Tipper Gore underwent surgery yesterday afternoon at Johns Hopkins Hospital to remove a nodule from her thyroid gland, which doctors will test for cancer. They'll know the results in about a week.
Earlier tests on the lump had been inconclusive, so physicians recommended that Gore have the surgery, according to statement released last night by Gore's spokeswoman, Camille Johnston.
"The only way to find out what this is is to have it removed and have it tested," Johnston said. She said Gore and her husband, Vice President Al Gore, planned to stay over at Hopkins last night.
The surgery, a right thyroid lobectomy, lasted two hours and five minutes and was done by Dr. Robert Udelsman, chief of the division of surgical oncology and endocrine surgery at Johns Hopkins University School of Medicine. He is widely considered one of the best endocrine surgeons in the country.
In a statement, he said, "The surgery was performed without complication, and Mrs. Gore is resting comfortably."
Gore, 51, was expected to be discharged from the hospital today.
The thyroid, a butterfly-shaped gland just below the Adam's apple in the neck, produces hormones crucial for the normal development of children and the regulation of metabolism in adults.
When the gland is either overactive or underactive, it can cause problems with heart and lung function, as well as skin and other tissues.
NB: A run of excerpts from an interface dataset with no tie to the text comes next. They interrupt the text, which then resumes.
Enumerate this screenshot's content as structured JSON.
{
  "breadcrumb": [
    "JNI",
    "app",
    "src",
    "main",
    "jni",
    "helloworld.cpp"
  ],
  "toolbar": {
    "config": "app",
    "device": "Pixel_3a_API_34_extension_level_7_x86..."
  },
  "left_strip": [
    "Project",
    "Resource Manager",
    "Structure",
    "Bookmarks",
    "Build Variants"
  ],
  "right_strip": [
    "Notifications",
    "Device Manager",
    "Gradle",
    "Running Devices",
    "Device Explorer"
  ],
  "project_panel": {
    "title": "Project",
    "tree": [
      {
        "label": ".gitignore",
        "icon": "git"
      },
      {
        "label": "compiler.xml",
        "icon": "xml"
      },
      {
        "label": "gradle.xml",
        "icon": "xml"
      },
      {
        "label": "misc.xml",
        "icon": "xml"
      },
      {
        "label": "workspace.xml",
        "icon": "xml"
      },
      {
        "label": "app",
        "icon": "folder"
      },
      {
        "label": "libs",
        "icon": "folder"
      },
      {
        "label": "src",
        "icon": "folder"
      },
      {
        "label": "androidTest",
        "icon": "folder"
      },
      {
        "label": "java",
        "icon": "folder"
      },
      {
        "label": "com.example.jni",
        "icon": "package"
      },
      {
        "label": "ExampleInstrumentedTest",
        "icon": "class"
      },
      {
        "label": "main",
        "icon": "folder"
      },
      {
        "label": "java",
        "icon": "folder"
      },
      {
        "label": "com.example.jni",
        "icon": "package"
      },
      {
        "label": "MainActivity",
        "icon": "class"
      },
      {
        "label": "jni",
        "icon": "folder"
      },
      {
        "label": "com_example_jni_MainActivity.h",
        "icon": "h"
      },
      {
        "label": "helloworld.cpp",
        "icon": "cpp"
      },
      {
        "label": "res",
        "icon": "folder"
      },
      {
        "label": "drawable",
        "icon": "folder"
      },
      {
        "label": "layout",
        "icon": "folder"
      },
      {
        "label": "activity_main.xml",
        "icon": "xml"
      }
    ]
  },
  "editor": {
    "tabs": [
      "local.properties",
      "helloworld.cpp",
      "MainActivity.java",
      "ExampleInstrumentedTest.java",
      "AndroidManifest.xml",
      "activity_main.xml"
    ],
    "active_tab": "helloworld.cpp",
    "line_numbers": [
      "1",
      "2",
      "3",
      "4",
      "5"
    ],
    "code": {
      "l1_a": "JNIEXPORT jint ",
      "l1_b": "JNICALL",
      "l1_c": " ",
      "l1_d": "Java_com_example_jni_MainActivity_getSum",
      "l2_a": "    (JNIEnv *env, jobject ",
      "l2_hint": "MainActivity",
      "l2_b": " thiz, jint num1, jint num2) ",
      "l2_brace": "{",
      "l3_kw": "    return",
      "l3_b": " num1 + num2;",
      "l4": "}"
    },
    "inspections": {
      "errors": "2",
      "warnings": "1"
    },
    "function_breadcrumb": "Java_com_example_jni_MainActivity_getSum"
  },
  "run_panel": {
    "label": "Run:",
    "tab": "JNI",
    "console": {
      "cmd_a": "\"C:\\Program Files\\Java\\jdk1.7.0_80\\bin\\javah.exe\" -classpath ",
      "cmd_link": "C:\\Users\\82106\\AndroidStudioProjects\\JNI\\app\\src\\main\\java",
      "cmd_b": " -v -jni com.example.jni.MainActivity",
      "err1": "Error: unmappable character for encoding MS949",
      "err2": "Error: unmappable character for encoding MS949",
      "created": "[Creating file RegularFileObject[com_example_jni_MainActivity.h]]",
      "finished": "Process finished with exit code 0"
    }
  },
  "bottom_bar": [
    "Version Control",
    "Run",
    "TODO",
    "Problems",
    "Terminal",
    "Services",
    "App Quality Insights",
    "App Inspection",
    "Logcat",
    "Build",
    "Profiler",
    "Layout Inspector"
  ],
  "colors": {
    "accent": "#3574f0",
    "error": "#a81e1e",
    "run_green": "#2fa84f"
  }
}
These conditions are easily treated.
Lumps that arise in the thyroid, called nodules, are common -- up to 5 percent of the general population has them, according to Hopkins. But only about 5 percent to 20 percent of the nodules are malignant, doctors say. Typically the size of a pea, these lumps may be made of abnormally growing cells, cysts, or swelling caused by thyroid inflammation. As in Gore's case, they usually don't cause any symptoms.
Doctors first detected the nodules in the vice president's wife a few months ago when she saw her primary care physician for a follow-up visit for an exercise-related injury to her neck.
Gore had no thyroid-related symptoms such as fatigue, mild weight gain or dry skin, and tests revealed that her thyroid is functioning normally, Johnston said.
Typically, patients undergo a fine needle aspiration biopsy, to draw out cells from the swelling and test for malignancy. If the findings are uncertain, as they were in Gore's case, physicians say they might monitor the nodule for several weeks, using medication to try to shrink it. One in five nodules cannot be definitely diagnosed by biopsy, Hopkins doctors say.
If a malignancy has not completely been ruled out, surgeons might remove the nodule and, usually, half of the thyroid gland along with it. (Despite this, the gland still functions normally, and no medicine is needed to compensate for the lost half.)
For the operation, patients are put under general anesthesia and usually spend one night in the hospital. Doctors make an incision a few inches long in the front of the neck, usually along a fold of skin to minimize the scar.
There are few risks, said Dr. Bruce Weintraub, professor of medicine at the University of Maryland School of Medicine and head of the thyroid cancer program at the Greenebaum Cancer Center. At most, the next day, Gore will have a scratchy voice and some pain in her neck.
It will take about a week to determine whether the nodule removed from Gore's thyroid is malignant, doctors said. Generally, thyroid cancers are among the most treatable, Weintraub said, and removing the gland usually cures the patient, although follow-up is always needed.
The Gores spent many days at Hopkins in 1989, when their son, Albert Gore III, was hit by a car and seriously injured as he and his father left Memorial Stadium from the Baltimore Orioles' Opening Day game.
"The Gores have a long, established relationship with Johns Hopkins," Johnston said, "and they feel very comfortable with the quality of their care."